Prompt
Every line of the listing that contains the word "text" is to be copied out.
BEGIN
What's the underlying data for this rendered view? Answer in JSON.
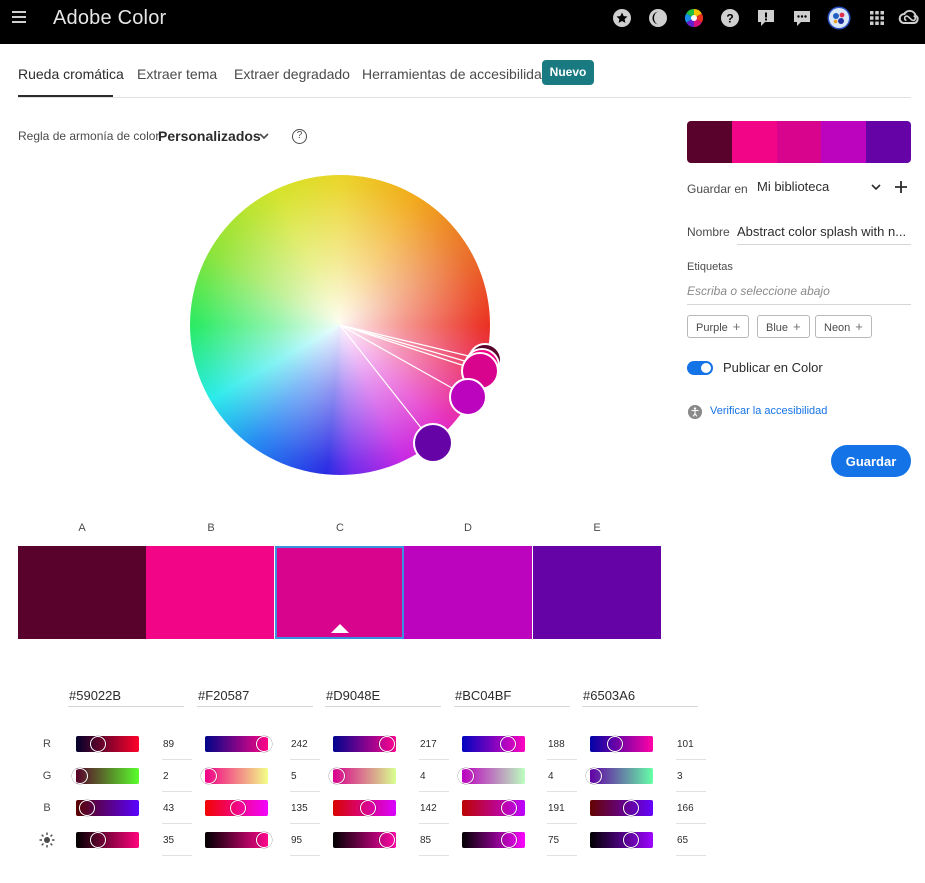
{
  "app": {
    "title": "Adobe Color"
  },
  "topbar_icons": [
    "star-icon",
    "moon-icon",
    "color-wheel-icon",
    "help-icon",
    "feedback-icon",
    "chat-icon",
    "user-avatar",
    "apps-grid-icon",
    "creative-cloud-icon"
  ],
  "tabs": [
    {
      "label": "Rueda cromática",
      "active": true
    },
    {
      "label": "Extraer tema",
      "active": false
    },
    {
      "label": "Extraer degradado",
      "active": false
    },
    {
      "label": "Herramientas de accesibilidad",
      "active": false
    }
  ],
  "new_badge": "Nuevo",
  "harmony": {
    "label": "Regla de armonía de color",
    "value": "Personalizados",
    "help": "?"
  },
  "panel": {
    "save_in_label": "Guardar en",
    "library": "Mi biblioteca",
    "name_label": "Nombre",
    "name_value": "Abstract color splash with n...",
    "tags_label": "Etiquetas",
    "tags_placeholder": "Escriba o seleccione abajo",
    "tags": [
      "Purple",
      "Blue",
      "Neon"
    ],
    "publish_label": "Publicar en Color",
    "publish_on": true,
    "accessibility_link": "Verificar la accesibilidad",
    "save_button": "Guardar"
  },
  "swatches": [
    {
      "letter": "A",
      "hex": "#59022B",
      "r": 89,
      "g": 2,
      "b": 43,
      "brightness": 35
    },
    {
      "letter": "B",
      "hex": "#F20587",
      "r": 242,
      "g": 5,
      "b": 135,
      "brightness": 95
    },
    {
      "letter": "C",
      "hex": "#D9048E",
      "r": 217,
      "g": 4,
      "b": 142,
      "brightness": 85
    },
    {
      "letter": "D",
      "hex": "#BC04BF",
      "r": 188,
      "g": 4,
      "b": 191,
      "brightness": 75
    },
    {
      "letter": "E",
      "hex": "#6503A6",
      "r": 101,
      "g": 3,
      "b": 166,
      "brightness": 65
    }
  ],
  "selected_swatch": "C",
  "row_labels": {
    "r": "R",
    "g": "G",
    "b": "B",
    "brightness": "brightness-icon"
  }
}
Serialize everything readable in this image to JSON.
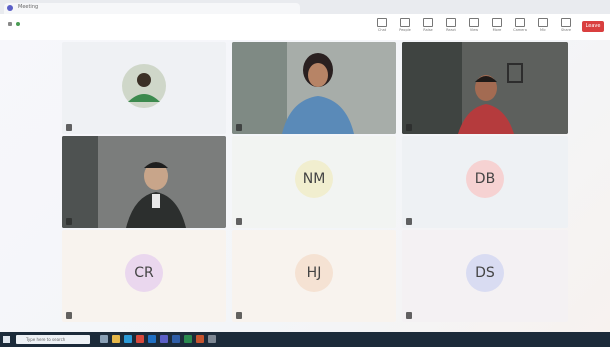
{
  "browser": {
    "tab_title": "Meeting"
  },
  "toolbar": {
    "timer": "",
    "buttons": [
      {
        "label": "Chat"
      },
      {
        "label": "People"
      },
      {
        "label": "Raise"
      },
      {
        "label": "React"
      },
      {
        "label": "View"
      },
      {
        "label": "More"
      },
      {
        "label": "Camera"
      },
      {
        "label": "Mic"
      },
      {
        "label": "Share"
      }
    ],
    "leave_label": "Leave",
    "leave_color": "#d93f3f"
  },
  "participants": [
    {
      "kind": "avatar",
      "name": "",
      "initials": ""
    },
    {
      "kind": "video",
      "name": ""
    },
    {
      "kind": "video",
      "name": ""
    },
    {
      "kind": "video",
      "name": ""
    },
    {
      "kind": "initials",
      "name": "",
      "initials": "NM",
      "color": "#f1eecf"
    },
    {
      "kind": "initials",
      "name": "",
      "initials": "DB",
      "color": "#f6d2d2"
    },
    {
      "kind": "initials",
      "name": "",
      "initials": "CR",
      "color": "#ead7ee"
    },
    {
      "kind": "initials",
      "name": "",
      "initials": "HJ",
      "color": "#f5e2d3"
    },
    {
      "kind": "initials",
      "name": "",
      "initials": "DS",
      "color": "#d9dcf2"
    }
  ],
  "taskbar": {
    "search_placeholder": "Type here to search"
  }
}
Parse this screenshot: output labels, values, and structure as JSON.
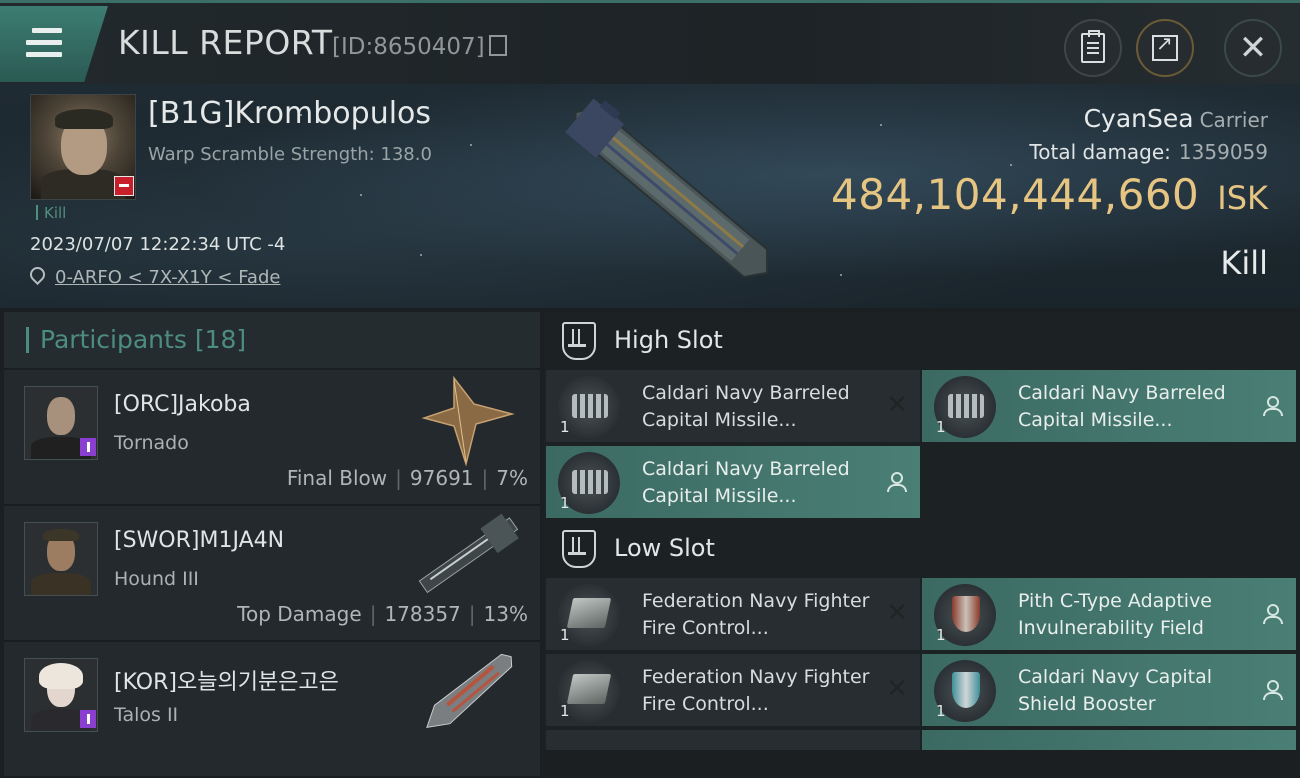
{
  "header": {
    "title": "KILL REPORT",
    "report_id": "[ID:8650407]"
  },
  "victim": {
    "name": "[B1G]Krombopulos",
    "warp_scramble": "Warp Scramble Strength: 138.0",
    "tag": "Kill",
    "timestamp": "2023/07/07 12:22:34 UTC -4",
    "location": "0-ARFO < 7X-X1Y < Fade",
    "ship_name": "CyanSea",
    "ship_class": "Carrier",
    "total_damage_label": "Total damage:",
    "total_damage": "1359059",
    "isk_value": "484,104,444,660",
    "isk_unit": "ISK",
    "outcome": "Kill"
  },
  "participants": {
    "label": "Participants",
    "count": "[18]",
    "items": [
      {
        "name": "[ORC]Jakoba",
        "ship": "Tornado",
        "role": "Final Blow",
        "damage": "97691",
        "percent": "7%"
      },
      {
        "name": "[SWOR]M1JA4N",
        "ship": "Hound III",
        "role": "Top Damage",
        "damage": "178357",
        "percent": "13%"
      },
      {
        "name": "[KOR]오늘의기분은고은",
        "ship": "Talos II",
        "role": "",
        "damage": "",
        "percent": ""
      }
    ]
  },
  "fitting": {
    "high_slot_label": "High Slot",
    "low_slot_label": "Low Slot",
    "high": [
      {
        "name": "Caldari Navy Barreled Capital Missile...",
        "qty": "1",
        "status": "destroyed"
      },
      {
        "name": "Caldari Navy Barreled Capital Missile...",
        "qty": "1",
        "status": "dropped"
      },
      {
        "name": "Caldari Navy Barreled Capital Missile...",
        "qty": "1",
        "status": "dropped"
      }
    ],
    "low": [
      {
        "name": "Federation Navy Fighter Fire Control...",
        "qty": "1",
        "status": "destroyed"
      },
      {
        "name": "Pith C-Type Adaptive Invulnerability Field",
        "qty": "1",
        "status": "dropped"
      },
      {
        "name": "Federation Navy Fighter Fire Control...",
        "qty": "1",
        "status": "destroyed"
      },
      {
        "name": "Caldari Navy Capital Shield Booster",
        "qty": "1",
        "status": "dropped"
      }
    ]
  },
  "colors": {
    "accent": "#4d8d7f",
    "isk": "#e6c582",
    "dropped_bg": "#4a7f75"
  }
}
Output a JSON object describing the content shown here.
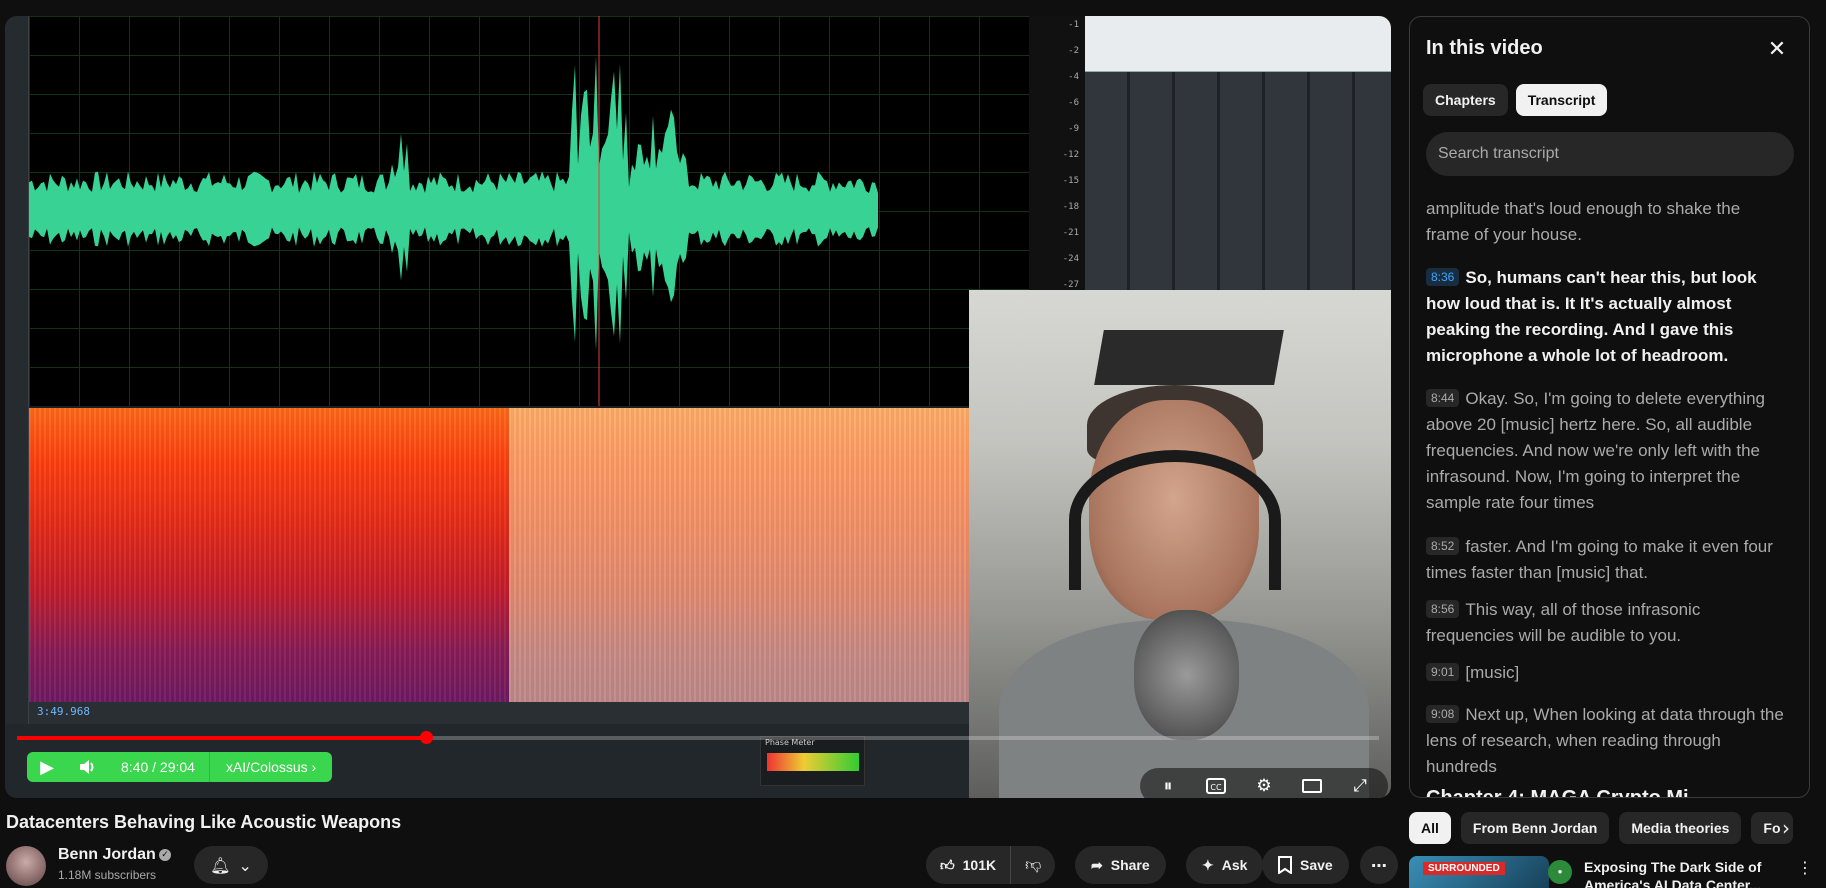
{
  "daw": {
    "timecode": "3:49.968",
    "phase_meter_label": "Phase Meter",
    "ruler_ticks": [
      "-1",
      "-2",
      "-4",
      "-6",
      "-9",
      "-12",
      "-15",
      "-18",
      "-21",
      "-24",
      "-27"
    ]
  },
  "player": {
    "progress_fraction": 0.3,
    "time": "8:40 / 29:04",
    "chapter": "xAI/Colossus",
    "icons": {
      "play": "play-icon",
      "volume": "volume-icon",
      "pause": "pause-icon",
      "captions": "captions-icon",
      "settings": "gear-icon",
      "theater": "theater-icon",
      "fullscreen": "fullscreen-icon"
    }
  },
  "video": {
    "title": "Datacenters Behaving Like Acoustic Weapons",
    "channel": "Benn Jordan",
    "subscribers": "1.18M subscribers",
    "likes": "101K",
    "share_label": "Share",
    "ask_label": "Ask",
    "save_label": "Save"
  },
  "panel": {
    "title": "In this video",
    "tabs": [
      "Chapters",
      "Transcript"
    ],
    "active_tab": "Transcript",
    "search_placeholder": "Search transcript",
    "segments": [
      {
        "time": "",
        "text": "amplitude that's loud enough to shake the frame of your house."
      },
      {
        "time": "8:36",
        "text": "So, humans can't hear this, but look how loud that is. It It's actually almost peaking the recording. And I gave this microphone a whole lot of headroom.",
        "active": true
      },
      {
        "time": "8:44",
        "text": "Okay. So, I'm going to delete everything above 20 [music] hertz here. So, all audible frequencies. And now we're only left with the infrasound. Now, I'm going to interpret the sample rate four times"
      },
      {
        "time": "8:52",
        "text": "faster. And I'm going to make it even four times faster than [music] that."
      },
      {
        "time": "8:56",
        "text": "This way, all of those infrasonic frequencies will be audible to you."
      },
      {
        "time": "9:01",
        "text": "[music]"
      },
      {
        "time": "9:08",
        "text": "Next up, When looking at data through the lens of research, when reading through hundreds"
      }
    ],
    "next_chapter_peek": "Chapter 4: MAGA Crypto Mi..."
  },
  "chips": [
    "All",
    "From Benn Jordan",
    "Media theories",
    "Fo"
  ],
  "recommendation": {
    "badge": "SURROUNDED",
    "title": "Exposing The Dark Side of America's AI Data Center..."
  }
}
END
Expected answer
        "text": "amplitude that's loud enough to shake the frame of your house."
        "text": "So, humans can't hear this, but look how loud that is. It It's actually almost peaking the recording. And I gave this microphone a whole lot of headroom.",
        "text": "Okay. So, I'm going to delete everything above 20 [music] hertz here. So, all audible frequencies. And now we're only left with the infrasound. Now, I'm going to interpret the sample rate four times"
        "text": "faster. And I'm going to make it even four times faster than [music] that."
        "text": "This way, all of those infrasonic frequencies will be audible to you."
        "text": "[music]"
        "text": "Next up, When looking at data through the lens of research, when reading through hundreds"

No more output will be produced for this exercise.